Starting The Tech Academy was pretty much a no-brainer for Erik Gross. For years the Navy Veteran noticed that the tech world wasn’t as flush with coding talent as it should be. To directly address and fill this void, Gross found himself training others to assist him in his software development efforts. He did this on the side and called it "Prosper IT Academy," putting his experience teaching classes in computer science, physics, electronics, digital circuits, advanced mathematics to excellent use.
A few years into “Prosper IT Academy,” Gross decided to reach out to his longtime friend Jack Stanley with a unique business proposal.
“I was running a different company; I already had a great job that I enjoyed and Erik approached me with a proposal,” Stanley said. “He told me what he envisioned doing with the school and I saw a lot of potential. Not just from a business perspective – I saw that we could really help change peoples’ lives for the better.”
Together the two rebranded the school and, in 2014, The Tech Academy emerged. The curriculum features 19 self-paced courses that train students in the basics of computer science, key programming concepts, web development and software development. By the end of the program, students learn nearly ten programming languages and complete a real-world live project.
The Tech Academy is all about a self-paced, flexible program, and on average the program takes between 10 and 20 weeks (depending on the student’s past experience and exposure to IT). The school also offers open enrollment, meaning students can join at any time, as well as flexible hours to attend Monday through Saturday that fit nearly every schedule.
“We decided to have a training model that is self-paced,” Gross said. “This allows students to move quickly through materials they understand well, but take their time on new or difficult concepts.”
In 2014, The Tech Academy enrolled more than 65 students, and this year they’re expecting three times that amount.

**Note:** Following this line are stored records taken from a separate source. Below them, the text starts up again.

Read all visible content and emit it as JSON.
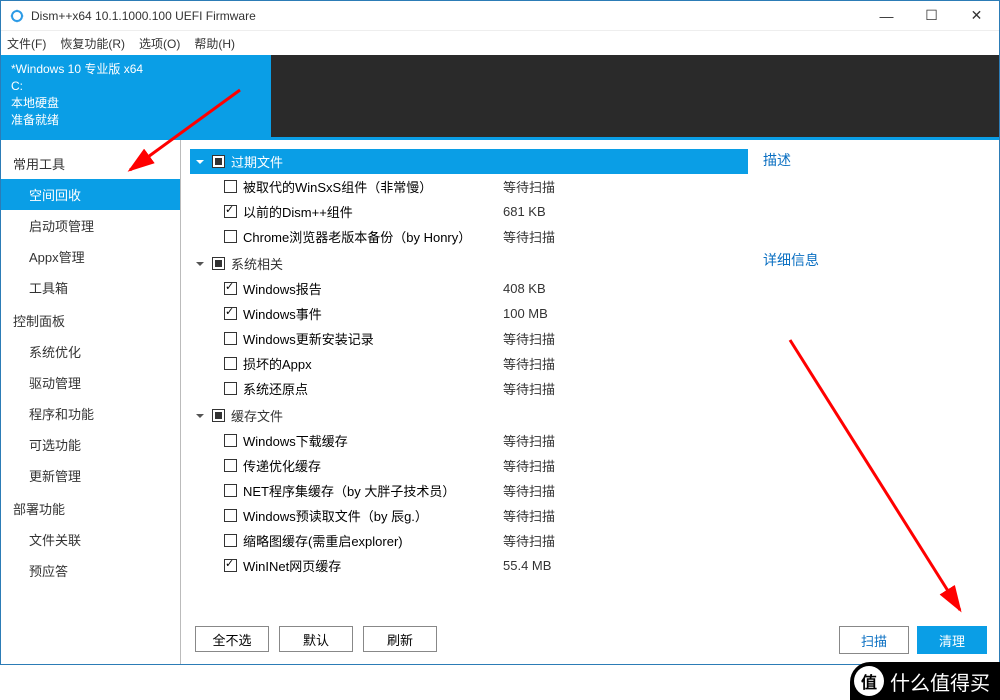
{
  "title": "Dism++x64 10.1.1000.100 UEFI Firmware",
  "menu": {
    "file": "文件(F)",
    "recovery": "恢复功能(R)",
    "options": "选项(O)",
    "help": "帮助(H)"
  },
  "info": {
    "os": "*Windows 10 专业版 x64",
    "drive": "C:",
    "disk": "本地硬盘",
    "status": "准备就绪"
  },
  "sidebar": {
    "g1": {
      "label": "常用工具",
      "items": [
        "空间回收",
        "启动项管理",
        "Appx管理",
        "工具箱"
      ]
    },
    "g2": {
      "label": "控制面板",
      "items": [
        "系统优化",
        "驱动管理",
        "程序和功能",
        "可选功能",
        "更新管理"
      ]
    },
    "g3": {
      "label": "部署功能",
      "items": [
        "文件关联",
        "预应答"
      ]
    }
  },
  "groups": [
    {
      "name": "过期文件",
      "state": "partial",
      "highlight": true,
      "items": [
        {
          "label": "被取代的WinSxS组件（非常慢）",
          "status": "等待扫描",
          "checked": false
        },
        {
          "label": "以前的Dism++组件",
          "status": "681 KB",
          "checked": true
        },
        {
          "label": "Chrome浏览器老版本备份（by Honry）",
          "status": "等待扫描",
          "checked": false
        }
      ]
    },
    {
      "name": "系统相关",
      "state": "partial",
      "highlight": false,
      "items": [
        {
          "label": "Windows报告",
          "status": "408 KB",
          "checked": true
        },
        {
          "label": "Windows事件",
          "status": "100 MB",
          "checked": true
        },
        {
          "label": "Windows更新安装记录",
          "status": "等待扫描",
          "checked": false
        },
        {
          "label": "损坏的Appx",
          "status": "等待扫描",
          "checked": false
        },
        {
          "label": "系统还原点",
          "status": "等待扫描",
          "checked": false
        }
      ]
    },
    {
      "name": "缓存文件",
      "state": "partial",
      "highlight": false,
      "items": [
        {
          "label": "Windows下载缓存",
          "status": "等待扫描",
          "checked": false
        },
        {
          "label": "传递优化缓存",
          "status": "等待扫描",
          "checked": false
        },
        {
          "label": "NET程序集缓存（by 大胖子技术员）",
          "status": "等待扫描",
          "checked": false
        },
        {
          "label": "Windows预读取文件（by 辰g.）",
          "status": "等待扫描",
          "checked": false
        },
        {
          "label": "缩略图缓存(需重启explorer)",
          "status": "等待扫描",
          "checked": false
        },
        {
          "label": "WinINet网页缓存",
          "status": "55.4 MB",
          "checked": true
        }
      ]
    }
  ],
  "buttons": {
    "none": "全不选",
    "default": "默认",
    "refresh": "刷新",
    "scan": "扫描",
    "clean": "清理"
  },
  "right": {
    "desc": "描述",
    "detail": "详细信息"
  },
  "watermark": {
    "char": "值",
    "text": "什么值得买"
  }
}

“At the end of the day, we are concerned with: employed graduates that exceed employer expectations. All of our graduates have gotten jobs and several employers have come back to us after hiring one of our grads and asked for more. We have even had unemployed college graduates take our program and then get hired,” Gross said.
Stanley is happy about the decision to start the school with Gross. “We decided to take this ‘side activity’ and create one of the best code schools on the planet,” he said.